## What you will do
Pick out each line with the word "heading" from the material that follows.
### Data supplied ###
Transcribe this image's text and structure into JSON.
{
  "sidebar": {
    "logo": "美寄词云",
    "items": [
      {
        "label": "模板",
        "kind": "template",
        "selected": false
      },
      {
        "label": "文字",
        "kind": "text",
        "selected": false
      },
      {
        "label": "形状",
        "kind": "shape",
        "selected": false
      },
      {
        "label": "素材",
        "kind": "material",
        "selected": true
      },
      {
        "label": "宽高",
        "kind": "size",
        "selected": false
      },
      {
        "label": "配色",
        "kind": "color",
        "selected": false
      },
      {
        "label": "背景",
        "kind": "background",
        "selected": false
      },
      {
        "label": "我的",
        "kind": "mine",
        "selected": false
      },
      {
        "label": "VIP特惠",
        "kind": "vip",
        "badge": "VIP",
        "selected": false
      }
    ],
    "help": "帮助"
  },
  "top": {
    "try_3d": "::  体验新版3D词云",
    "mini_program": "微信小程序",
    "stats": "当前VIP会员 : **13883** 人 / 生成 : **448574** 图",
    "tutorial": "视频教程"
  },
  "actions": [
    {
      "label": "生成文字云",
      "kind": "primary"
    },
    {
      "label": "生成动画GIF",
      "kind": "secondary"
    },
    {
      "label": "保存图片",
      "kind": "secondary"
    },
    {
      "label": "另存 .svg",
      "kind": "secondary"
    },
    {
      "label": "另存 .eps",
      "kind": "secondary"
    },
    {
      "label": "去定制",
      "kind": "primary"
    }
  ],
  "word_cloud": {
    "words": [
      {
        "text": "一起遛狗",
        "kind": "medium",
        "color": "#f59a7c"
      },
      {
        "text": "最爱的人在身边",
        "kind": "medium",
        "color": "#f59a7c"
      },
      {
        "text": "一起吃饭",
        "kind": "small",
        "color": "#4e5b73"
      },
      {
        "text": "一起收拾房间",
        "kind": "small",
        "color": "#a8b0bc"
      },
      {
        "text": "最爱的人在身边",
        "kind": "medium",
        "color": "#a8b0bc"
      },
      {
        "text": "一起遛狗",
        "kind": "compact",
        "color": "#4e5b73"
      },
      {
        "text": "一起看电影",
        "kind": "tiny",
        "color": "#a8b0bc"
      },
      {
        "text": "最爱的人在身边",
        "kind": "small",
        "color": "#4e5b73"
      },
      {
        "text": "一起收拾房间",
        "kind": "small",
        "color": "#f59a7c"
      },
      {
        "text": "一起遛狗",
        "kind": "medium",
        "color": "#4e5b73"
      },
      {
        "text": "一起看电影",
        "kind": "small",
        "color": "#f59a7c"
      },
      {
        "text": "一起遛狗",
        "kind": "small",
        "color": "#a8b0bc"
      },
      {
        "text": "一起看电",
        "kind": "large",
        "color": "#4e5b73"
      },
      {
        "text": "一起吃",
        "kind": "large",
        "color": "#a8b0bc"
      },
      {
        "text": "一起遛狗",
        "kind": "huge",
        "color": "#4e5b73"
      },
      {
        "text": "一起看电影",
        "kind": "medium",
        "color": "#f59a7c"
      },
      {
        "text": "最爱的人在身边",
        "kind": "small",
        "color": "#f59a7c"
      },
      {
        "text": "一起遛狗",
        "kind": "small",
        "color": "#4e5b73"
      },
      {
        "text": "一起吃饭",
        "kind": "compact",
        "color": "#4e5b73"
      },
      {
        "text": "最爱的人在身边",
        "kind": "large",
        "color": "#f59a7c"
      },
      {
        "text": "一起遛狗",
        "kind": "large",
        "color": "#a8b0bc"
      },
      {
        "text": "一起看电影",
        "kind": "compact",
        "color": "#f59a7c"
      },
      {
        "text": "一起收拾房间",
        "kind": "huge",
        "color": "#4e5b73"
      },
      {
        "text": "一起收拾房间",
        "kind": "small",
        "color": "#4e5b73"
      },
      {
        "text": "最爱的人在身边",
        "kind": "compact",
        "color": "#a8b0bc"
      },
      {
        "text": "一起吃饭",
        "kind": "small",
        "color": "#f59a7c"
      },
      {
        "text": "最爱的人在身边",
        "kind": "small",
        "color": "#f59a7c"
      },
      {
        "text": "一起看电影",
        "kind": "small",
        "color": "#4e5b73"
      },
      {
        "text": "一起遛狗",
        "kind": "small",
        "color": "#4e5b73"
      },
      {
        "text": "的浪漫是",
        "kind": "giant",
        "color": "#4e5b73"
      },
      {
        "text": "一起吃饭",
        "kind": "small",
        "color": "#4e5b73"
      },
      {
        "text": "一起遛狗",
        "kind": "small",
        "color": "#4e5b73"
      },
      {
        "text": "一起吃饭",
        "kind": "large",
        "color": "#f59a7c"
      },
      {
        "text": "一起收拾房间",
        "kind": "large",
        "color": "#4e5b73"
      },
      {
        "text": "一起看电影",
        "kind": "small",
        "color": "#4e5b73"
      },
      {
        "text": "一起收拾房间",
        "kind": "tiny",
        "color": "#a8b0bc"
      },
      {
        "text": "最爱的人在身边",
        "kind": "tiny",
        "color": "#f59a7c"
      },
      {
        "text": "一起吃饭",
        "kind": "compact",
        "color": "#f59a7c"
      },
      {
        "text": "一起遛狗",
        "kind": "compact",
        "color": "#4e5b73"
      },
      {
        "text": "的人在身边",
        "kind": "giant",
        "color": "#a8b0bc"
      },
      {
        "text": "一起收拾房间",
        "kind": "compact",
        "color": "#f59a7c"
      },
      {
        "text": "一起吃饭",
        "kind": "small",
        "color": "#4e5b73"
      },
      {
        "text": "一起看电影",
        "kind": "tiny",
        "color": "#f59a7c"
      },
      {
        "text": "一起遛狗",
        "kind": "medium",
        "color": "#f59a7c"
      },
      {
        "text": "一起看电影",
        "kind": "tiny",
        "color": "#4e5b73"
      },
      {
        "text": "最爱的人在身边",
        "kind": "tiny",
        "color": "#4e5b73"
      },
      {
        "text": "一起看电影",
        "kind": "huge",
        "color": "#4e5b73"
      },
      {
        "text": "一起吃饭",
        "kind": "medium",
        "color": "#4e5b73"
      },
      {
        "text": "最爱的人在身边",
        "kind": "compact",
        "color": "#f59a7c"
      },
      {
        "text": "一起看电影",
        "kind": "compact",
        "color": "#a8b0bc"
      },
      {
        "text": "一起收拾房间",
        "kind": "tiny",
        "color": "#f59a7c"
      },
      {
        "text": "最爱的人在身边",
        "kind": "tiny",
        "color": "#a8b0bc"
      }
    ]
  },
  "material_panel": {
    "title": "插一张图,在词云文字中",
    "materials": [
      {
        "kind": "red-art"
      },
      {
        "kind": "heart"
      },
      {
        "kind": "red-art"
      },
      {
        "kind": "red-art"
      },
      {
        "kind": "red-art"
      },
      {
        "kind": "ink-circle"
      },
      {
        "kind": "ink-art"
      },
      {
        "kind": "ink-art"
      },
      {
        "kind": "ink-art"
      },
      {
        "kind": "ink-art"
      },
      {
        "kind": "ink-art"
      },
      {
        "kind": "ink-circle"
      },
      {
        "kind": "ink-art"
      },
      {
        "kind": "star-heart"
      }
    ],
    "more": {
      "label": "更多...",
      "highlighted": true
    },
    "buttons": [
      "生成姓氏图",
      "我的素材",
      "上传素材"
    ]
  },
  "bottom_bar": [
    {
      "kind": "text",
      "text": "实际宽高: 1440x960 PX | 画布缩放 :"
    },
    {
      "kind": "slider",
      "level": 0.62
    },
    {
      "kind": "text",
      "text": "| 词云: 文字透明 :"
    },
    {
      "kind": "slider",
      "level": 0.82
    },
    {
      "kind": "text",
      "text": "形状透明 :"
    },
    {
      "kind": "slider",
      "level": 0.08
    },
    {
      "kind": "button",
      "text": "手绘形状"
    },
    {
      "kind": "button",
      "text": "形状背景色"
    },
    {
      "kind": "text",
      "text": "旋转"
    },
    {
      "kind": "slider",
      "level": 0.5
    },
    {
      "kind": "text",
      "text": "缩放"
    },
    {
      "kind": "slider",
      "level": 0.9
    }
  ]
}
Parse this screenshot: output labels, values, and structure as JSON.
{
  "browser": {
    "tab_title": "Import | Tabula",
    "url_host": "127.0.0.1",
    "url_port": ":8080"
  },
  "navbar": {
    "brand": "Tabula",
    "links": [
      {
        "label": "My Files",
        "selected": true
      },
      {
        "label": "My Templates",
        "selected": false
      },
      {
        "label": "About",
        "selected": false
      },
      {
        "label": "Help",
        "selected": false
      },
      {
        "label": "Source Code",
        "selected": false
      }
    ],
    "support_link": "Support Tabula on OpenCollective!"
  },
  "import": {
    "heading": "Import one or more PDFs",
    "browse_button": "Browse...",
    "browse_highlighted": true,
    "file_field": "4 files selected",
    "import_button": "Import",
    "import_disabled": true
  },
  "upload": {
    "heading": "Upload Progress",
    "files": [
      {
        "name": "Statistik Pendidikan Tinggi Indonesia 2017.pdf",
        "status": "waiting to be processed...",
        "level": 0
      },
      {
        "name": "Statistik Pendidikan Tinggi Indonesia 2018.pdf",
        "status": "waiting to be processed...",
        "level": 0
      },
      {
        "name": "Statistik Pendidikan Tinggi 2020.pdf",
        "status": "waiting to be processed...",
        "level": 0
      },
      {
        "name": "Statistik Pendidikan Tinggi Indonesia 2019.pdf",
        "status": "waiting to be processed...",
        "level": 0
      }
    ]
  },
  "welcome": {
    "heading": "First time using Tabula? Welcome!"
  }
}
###
## Exercise answer
    "heading": "Import one or more PDFs",
    "heading": "Upload Progress",
    "heading": "First time using Tabula? Welcome!"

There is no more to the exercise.